(Items from a dataset)
-=-=-=-=-

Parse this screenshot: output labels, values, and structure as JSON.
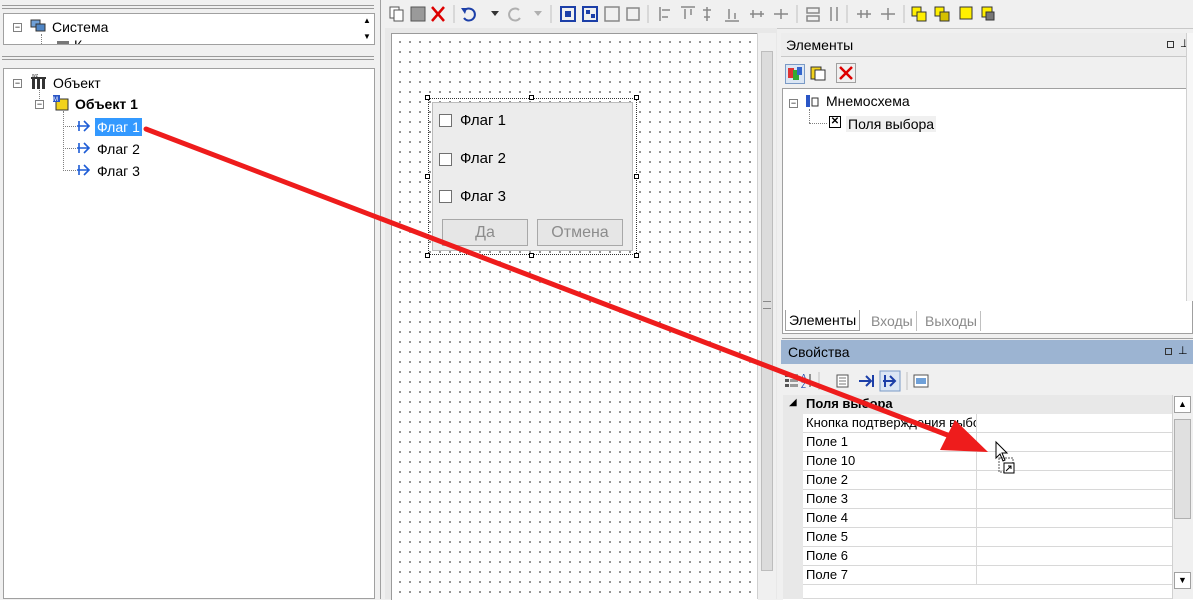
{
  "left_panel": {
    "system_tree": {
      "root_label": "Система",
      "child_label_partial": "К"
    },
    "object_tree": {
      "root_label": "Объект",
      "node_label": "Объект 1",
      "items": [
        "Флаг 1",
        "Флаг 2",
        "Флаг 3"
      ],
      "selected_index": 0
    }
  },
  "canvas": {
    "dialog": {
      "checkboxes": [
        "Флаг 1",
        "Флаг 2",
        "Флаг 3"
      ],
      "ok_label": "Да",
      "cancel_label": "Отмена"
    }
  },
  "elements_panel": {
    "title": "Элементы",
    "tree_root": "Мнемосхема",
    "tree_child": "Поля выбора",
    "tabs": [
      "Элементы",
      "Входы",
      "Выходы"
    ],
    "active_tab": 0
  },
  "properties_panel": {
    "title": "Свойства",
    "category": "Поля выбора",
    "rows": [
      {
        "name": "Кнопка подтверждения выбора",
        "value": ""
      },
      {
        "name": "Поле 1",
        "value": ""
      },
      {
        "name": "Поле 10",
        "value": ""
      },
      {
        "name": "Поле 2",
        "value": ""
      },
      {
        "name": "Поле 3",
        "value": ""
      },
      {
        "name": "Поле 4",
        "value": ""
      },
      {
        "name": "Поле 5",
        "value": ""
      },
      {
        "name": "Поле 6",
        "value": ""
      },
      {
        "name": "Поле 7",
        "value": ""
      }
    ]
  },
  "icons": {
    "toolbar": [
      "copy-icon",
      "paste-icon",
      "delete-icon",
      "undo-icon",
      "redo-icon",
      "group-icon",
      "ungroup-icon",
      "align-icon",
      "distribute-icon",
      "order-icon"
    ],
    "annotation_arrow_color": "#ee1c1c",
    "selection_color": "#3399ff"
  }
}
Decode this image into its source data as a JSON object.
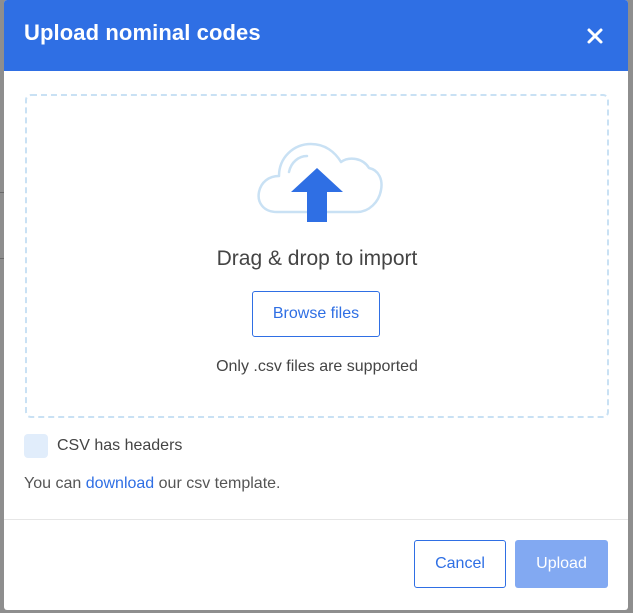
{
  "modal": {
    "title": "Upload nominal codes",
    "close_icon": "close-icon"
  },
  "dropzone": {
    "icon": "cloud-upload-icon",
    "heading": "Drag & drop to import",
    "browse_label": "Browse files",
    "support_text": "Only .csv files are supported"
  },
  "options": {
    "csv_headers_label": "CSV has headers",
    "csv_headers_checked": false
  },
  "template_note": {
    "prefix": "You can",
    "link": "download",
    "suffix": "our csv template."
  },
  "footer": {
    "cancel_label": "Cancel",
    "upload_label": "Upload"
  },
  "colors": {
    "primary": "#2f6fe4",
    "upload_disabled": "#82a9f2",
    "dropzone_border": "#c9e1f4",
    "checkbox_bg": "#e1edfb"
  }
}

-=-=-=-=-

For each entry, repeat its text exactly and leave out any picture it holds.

Parse this screenshot: output labels, values, and structure as JSON.
{
  "left_panel": {
    "system_tree": {
      "root_label": "Система",
      "child_label_partial": "К"
    },
    "object_tree": {
      "root_label": "Объект",
      "node_label": "Объект 1",
      "items": [
        "Флаг 1",
        "Флаг 2",
        "Флаг 3"
      ],
      "selected_index": 0
    }
  },
  "canvas": {
    "dialog": {
      "checkboxes": [
        "Флаг 1",
        "Флаг 2",
        "Флаг 3"
      ],
      "ok_label": "Да",
      "cancel_label": "Отмена"
    }
  },
  "elements_panel": {
    "title": "Элементы",
    "tree_root": "Мнемосхема",
    "tree_child": "Поля выбора",
    "tabs": [
      "Элементы",
      "Входы",
      "Выходы"
    ],
    "active_tab": 0
  },
  "properties_panel": {
    "title": "Свойства",
    "category": "Поля выбора",
    "rows": [
      {
        "name": "Кнопка подтверждения выбора",
        "value": ""
      },
      {
        "name": "Поле 1",
        "value": ""
      },
      {
        "name": "Поле 10",
        "value": ""
      },
      {
        "name": "Поле 2",
        "value": ""
      },
      {
        "name": "Поле 3",
        "value": ""
      },
      {
        "name": "Поле 4",
        "value": ""
      },
      {
        "name": "Поле 5",
        "value": ""
      },
      {
        "name": "Поле 6",
        "value": ""
      },
      {
        "name": "Поле 7",
        "value": ""
      }
    ]
  },
  "icons": {
    "toolbar": [
      "copy-icon",
      "paste-icon",
      "delete-icon",
      "undo-icon",
      "redo-icon",
      "group-icon",
      "ungroup-icon",
      "align-icon",
      "distribute-icon",
      "order-icon"
    ],
    "annotation_arrow_color": "#ee1c1c",
    "selection_color": "#3399ff"
  }
}
Decode this image into its source data as a JSON object.
{
  "modal": {
    "title": "Upload nominal codes",
    "close_icon": "close-icon"
  },
  "dropzone": {
    "icon": "cloud-upload-icon",
    "heading": "Drag & drop to import",
    "browse_label": "Browse files",
    "support_text": "Only .csv files are supported"
  },
  "options": {
    "csv_headers_label": "CSV has headers",
    "csv_headers_checked": false
  },
  "template_note": {
    "prefix": "You can",
    "link": "download",
    "suffix": "our csv template."
  },
  "footer": {
    "cancel_label": "Cancel",
    "upload_label": "Upload"
  },
  "colors": {
    "primary": "#2f6fe4",
    "upload_disabled": "#82a9f2",
    "dropzone_border": "#c9e1f4",
    "checkbox_bg": "#e1edfb"
  }
}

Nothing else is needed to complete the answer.